Durban University of Technology (DUT) vice-chancellor Professor Thandwa Mthembu has defended the heavy security presence at the institution, saying staff and buildings must be protected.
“We are at a university where last year somebody from outside entered our [property] and killed one of our students. In February this year, a staff member had to have reconstructive surgery after a brick was hurled at her.”
Mthembu was speaking following a state of the university address in which he outlined future plans at the institution. The university has had increased security after several protests and incidents of criminality against students and staff.
Answering questions from the media, Mthembu said the DUT was trying to preserve its assets.
“I do not know what you expect from management at the university. We were never trained to be shields for bricks being thrown. You may think it is militarisation, but it is the best we can do under the circumstances. We do not want to see the burning of buildings.”
He said if there was a negative perception of action from university management, “then so be it”.
“If you want to blame us for protecting life and limb and buildings of the university, then so be it. I wish you were a vice-chancellor so you can tell me how to deal with that.”
Mthembu added the university had engaged students, but some demands were unrealistic.
“Of course, we engage with our student leaders time and time again but there are things we cannot give in to. People continue to make demands that are impossible to meet. We cannot as a university deal with issues of student debt because the government has its own programme to assist students.”
He said many of the students’ demands had to be directed to the national government.
“We cannot address government issues. Those are not demands we can give in to.”
During his address, Mthembu had said for 2020, the DUT’s budget was R303m.
“[This is] to spend on student housing, deferred maintenance and other priority projects like improved access for differently abled people. We are determined to renovate all our university-owned residences by June 2020, with that process having started in October 2019 already.”
He called on students to bear with the institution while residences were being improved.
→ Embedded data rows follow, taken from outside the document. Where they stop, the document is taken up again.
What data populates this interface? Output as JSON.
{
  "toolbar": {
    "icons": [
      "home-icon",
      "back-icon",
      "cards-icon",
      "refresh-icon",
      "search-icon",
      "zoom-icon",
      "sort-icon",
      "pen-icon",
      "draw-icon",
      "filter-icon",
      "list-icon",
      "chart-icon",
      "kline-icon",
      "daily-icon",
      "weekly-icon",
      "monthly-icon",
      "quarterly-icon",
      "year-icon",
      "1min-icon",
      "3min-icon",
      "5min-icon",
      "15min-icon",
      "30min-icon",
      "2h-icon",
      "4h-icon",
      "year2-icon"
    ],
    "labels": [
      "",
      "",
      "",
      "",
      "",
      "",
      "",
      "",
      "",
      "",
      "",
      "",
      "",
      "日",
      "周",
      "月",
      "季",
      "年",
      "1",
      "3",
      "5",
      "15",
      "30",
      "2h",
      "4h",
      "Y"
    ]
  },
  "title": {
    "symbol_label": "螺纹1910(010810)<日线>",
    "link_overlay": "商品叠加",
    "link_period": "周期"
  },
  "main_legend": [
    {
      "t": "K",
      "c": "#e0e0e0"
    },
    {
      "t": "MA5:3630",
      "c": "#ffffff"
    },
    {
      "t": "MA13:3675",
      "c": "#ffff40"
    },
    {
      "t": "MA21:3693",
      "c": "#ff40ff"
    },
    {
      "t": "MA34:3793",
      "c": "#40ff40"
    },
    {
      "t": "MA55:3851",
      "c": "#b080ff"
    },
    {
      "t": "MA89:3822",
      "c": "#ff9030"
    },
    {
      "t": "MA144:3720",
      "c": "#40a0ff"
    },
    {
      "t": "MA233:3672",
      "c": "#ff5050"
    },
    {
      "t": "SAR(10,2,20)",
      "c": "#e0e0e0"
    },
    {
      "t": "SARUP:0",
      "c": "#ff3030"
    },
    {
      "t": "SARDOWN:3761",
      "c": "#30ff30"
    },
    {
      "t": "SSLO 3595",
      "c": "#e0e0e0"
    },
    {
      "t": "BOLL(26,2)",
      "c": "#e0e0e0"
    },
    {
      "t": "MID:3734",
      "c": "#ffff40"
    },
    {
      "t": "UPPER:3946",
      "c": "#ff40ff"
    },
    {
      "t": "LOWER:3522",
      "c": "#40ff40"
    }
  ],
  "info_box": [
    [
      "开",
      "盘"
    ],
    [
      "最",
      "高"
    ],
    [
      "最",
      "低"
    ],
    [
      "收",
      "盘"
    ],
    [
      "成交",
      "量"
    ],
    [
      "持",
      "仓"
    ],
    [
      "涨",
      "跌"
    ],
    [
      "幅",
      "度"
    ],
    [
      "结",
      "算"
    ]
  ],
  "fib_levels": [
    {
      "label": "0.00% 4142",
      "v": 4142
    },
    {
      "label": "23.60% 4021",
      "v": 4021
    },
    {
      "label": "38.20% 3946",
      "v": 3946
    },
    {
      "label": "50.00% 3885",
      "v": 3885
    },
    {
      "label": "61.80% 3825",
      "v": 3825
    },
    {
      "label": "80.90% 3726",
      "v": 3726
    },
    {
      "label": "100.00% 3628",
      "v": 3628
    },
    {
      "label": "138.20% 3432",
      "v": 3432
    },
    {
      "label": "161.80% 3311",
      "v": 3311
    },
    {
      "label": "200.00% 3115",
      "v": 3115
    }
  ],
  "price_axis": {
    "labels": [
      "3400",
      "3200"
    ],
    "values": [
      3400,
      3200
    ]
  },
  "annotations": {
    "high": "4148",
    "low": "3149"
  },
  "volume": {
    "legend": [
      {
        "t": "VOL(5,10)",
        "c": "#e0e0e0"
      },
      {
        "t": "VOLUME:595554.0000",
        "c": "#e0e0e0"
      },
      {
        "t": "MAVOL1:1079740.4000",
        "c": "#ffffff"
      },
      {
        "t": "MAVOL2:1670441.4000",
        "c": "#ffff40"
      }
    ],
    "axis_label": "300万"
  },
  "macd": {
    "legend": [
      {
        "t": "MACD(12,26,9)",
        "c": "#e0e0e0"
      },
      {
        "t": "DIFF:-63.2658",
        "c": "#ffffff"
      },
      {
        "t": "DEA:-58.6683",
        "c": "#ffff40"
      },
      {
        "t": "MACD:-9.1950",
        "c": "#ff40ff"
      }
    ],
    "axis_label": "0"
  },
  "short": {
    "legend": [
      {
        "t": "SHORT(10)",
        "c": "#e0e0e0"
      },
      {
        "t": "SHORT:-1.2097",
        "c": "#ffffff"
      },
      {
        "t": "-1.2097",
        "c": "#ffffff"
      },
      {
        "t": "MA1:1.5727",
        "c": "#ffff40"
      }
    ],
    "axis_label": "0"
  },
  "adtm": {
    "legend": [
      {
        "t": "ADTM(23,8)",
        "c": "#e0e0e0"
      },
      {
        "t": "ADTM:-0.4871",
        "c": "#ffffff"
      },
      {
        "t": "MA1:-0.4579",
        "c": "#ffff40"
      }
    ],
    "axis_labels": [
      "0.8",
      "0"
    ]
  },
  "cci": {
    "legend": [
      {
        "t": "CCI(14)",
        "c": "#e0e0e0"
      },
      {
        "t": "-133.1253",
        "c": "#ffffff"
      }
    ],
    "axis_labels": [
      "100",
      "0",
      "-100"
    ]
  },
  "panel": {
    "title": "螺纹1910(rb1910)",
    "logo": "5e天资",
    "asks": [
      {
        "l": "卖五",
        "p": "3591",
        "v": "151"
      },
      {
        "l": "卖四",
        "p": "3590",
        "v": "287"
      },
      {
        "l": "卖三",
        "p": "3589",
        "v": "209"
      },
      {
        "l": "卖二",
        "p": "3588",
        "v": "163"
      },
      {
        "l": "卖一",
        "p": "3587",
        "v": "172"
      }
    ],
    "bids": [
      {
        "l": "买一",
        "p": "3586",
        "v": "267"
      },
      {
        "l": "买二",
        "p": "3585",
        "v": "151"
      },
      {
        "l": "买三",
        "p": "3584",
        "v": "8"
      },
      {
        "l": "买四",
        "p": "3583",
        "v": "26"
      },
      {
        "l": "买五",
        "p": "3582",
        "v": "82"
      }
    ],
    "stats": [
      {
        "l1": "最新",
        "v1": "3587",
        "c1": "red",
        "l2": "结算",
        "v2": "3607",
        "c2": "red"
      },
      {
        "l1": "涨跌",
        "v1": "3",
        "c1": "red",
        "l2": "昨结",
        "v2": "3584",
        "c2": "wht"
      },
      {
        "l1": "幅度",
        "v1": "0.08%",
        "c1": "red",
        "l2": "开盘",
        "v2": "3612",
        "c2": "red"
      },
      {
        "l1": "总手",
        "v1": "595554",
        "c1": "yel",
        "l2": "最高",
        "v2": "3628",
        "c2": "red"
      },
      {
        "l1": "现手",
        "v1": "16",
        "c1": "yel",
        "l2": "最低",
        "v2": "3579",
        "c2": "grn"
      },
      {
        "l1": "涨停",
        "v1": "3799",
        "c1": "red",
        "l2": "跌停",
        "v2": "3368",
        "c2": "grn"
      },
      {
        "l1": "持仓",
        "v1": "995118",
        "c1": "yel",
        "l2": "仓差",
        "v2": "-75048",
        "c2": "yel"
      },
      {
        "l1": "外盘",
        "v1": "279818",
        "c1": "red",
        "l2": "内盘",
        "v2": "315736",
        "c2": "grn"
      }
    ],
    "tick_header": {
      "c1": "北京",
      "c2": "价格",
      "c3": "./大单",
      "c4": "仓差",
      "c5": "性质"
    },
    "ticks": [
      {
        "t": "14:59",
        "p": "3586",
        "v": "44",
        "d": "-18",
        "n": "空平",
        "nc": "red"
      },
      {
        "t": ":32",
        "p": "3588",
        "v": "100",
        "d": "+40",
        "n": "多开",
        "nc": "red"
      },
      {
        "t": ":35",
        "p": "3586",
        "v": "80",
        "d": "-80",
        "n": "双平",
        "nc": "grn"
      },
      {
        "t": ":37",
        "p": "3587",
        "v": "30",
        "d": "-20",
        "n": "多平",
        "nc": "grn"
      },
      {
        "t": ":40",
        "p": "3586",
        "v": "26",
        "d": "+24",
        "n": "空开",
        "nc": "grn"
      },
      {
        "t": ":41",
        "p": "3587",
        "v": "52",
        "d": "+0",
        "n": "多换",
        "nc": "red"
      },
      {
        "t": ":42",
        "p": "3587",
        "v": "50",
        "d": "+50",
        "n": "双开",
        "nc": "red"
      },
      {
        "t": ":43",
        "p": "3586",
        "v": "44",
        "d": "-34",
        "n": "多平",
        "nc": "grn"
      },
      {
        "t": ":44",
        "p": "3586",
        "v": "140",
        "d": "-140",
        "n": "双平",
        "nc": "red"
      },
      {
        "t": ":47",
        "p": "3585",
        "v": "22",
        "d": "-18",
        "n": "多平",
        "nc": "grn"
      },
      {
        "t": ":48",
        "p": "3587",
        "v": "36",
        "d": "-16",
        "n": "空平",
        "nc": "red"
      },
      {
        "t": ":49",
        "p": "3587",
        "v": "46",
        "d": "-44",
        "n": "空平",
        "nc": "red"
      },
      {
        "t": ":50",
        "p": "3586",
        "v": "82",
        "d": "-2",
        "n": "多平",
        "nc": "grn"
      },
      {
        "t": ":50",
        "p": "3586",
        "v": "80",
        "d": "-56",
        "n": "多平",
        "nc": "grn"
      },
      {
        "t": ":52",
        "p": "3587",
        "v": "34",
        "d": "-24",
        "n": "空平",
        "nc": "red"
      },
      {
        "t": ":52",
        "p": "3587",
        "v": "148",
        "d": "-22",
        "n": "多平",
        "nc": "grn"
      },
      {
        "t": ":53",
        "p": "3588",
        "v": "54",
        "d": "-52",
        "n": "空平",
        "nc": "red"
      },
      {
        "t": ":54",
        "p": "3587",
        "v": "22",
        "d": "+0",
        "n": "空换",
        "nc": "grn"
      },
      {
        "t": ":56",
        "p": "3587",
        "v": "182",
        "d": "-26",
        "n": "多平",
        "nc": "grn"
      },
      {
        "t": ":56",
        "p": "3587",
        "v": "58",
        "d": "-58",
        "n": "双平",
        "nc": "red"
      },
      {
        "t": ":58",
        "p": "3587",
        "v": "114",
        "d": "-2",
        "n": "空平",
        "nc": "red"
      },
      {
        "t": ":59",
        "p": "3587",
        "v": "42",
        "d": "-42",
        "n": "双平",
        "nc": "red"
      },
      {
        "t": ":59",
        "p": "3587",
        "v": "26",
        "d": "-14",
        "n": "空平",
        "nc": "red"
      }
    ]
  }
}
“I hope our students will bear with us as we make our residences state-of-the-art. Open House, a building that houses the SRC, some of our student services units and nursing education is being renovated at a cost of R34m,” said Mthembu.